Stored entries

+-------+

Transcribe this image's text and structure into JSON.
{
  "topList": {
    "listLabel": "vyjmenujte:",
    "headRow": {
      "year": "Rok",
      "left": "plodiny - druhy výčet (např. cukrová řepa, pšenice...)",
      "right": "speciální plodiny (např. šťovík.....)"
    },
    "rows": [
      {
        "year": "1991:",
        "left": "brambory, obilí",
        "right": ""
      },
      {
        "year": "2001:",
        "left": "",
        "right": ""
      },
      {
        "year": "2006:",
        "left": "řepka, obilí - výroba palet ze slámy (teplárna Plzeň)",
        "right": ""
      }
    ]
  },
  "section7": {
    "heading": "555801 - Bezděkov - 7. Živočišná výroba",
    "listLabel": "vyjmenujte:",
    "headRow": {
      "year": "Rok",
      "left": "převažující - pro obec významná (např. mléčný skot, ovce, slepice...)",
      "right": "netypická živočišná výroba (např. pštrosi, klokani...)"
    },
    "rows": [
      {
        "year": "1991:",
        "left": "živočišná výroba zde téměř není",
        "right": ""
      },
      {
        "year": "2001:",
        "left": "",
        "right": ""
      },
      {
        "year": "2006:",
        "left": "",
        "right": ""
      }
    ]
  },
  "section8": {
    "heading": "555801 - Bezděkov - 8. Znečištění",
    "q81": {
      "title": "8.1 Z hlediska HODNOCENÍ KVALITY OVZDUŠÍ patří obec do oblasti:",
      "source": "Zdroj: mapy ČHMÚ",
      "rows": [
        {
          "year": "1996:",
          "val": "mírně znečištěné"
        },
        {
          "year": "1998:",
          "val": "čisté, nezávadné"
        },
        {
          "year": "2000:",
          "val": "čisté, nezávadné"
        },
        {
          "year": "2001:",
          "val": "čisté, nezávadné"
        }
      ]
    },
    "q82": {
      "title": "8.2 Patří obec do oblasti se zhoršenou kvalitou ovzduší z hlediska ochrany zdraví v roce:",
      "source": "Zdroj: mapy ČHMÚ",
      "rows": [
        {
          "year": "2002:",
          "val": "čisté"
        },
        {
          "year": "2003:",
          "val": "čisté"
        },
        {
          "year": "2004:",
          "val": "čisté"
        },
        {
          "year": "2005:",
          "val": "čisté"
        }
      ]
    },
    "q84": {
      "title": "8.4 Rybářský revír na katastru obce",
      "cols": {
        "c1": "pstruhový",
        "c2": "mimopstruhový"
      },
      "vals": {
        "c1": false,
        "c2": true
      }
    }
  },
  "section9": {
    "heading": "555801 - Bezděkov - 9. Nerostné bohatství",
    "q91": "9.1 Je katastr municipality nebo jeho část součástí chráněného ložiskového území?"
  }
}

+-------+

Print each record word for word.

Solution for this problem.
Transcribe this image's text and structure into JSON.
{
  "topList": {
    "listLabel": "vyjmenujte:",
    "headRow": {
      "year": "Rok",
      "left": "plodiny - druhy výčet (např. cukrová řepa, pšenice...)",
      "right": "speciální plodiny (např. šťovík.....)"
    },
    "rows": [
      {
        "year": "1991:",
        "left": "brambory, obilí",
        "right": ""
      },
      {
        "year": "2001:",
        "left": "",
        "right": ""
      },
      {
        "year": "2006:",
        "left": "řepka, obilí - výroba palet ze slámy (teplárna Plzeň)",
        "right": ""
      }
    ]
  },
  "section7": {
    "heading": "555801 - Bezděkov - 7. Živočišná výroba",
    "listLabel": "vyjmenujte:",
    "headRow": {
      "year": "Rok",
      "left": "převažující - pro obec významná (např. mléčný skot, ovce, slepice...)",
      "right": "netypická živočišná výroba (např. pštrosi, klokani...)"
    },
    "rows": [
      {
        "year": "1991:",
        "left": "živočišná výroba zde téměř není",
        "right": ""
      },
      {
        "year": "2001:",
        "left": "",
        "right": ""
      },
      {
        "year": "2006:",
        "left": "",
        "right": ""
      }
    ]
  },
  "section8": {
    "heading": "555801 - Bezděkov - 8. Znečištění",
    "q81": {
      "title": "8.1 Z hlediska HODNOCENÍ KVALITY OVZDUŠÍ patří obec do oblasti:",
      "source": "Zdroj: mapy ČHMÚ",
      "rows": [
        {
          "year": "1996:",
          "val": "mírně znečištěné"
        },
        {
          "year": "1998:",
          "val": "čisté, nezávadné"
        },
        {
          "year": "2000:",
          "val": "čisté, nezávadné"
        },
        {
          "year": "2001:",
          "val": "čisté, nezávadné"
        }
      ]
    },
    "q82": {
      "title": "8.2 Patří obec do oblasti se zhoršenou kvalitou ovzduší z hlediska ochrany zdraví v roce:",
      "source": "Zdroj: mapy ČHMÚ",
      "rows": [
        {
          "year": "2002:",
          "val": "čisté"
        },
        {
          "year": "2003:",
          "val": "čisté"
        },
        {
          "year": "2004:",
          "val": "čisté"
        },
        {
          "year": "2005:",
          "val": "čisté"
        }
      ]
    },
    "q84": {
      "title": "8.4 Rybářský revír na katastru obce",
      "cols": {
        "c1": "pstruhový",
        "c2": "mimopstruhový"
      },
      "vals": {
        "c1": false,
        "c2": true
      }
    }
  },
  "section9": {
    "heading": "555801 - Bezděkov - 9. Nerostné bohatství",
    "q91": "9.1 Je katastr municipality nebo jeho část součástí chráněného ložiskového území?"
  }
}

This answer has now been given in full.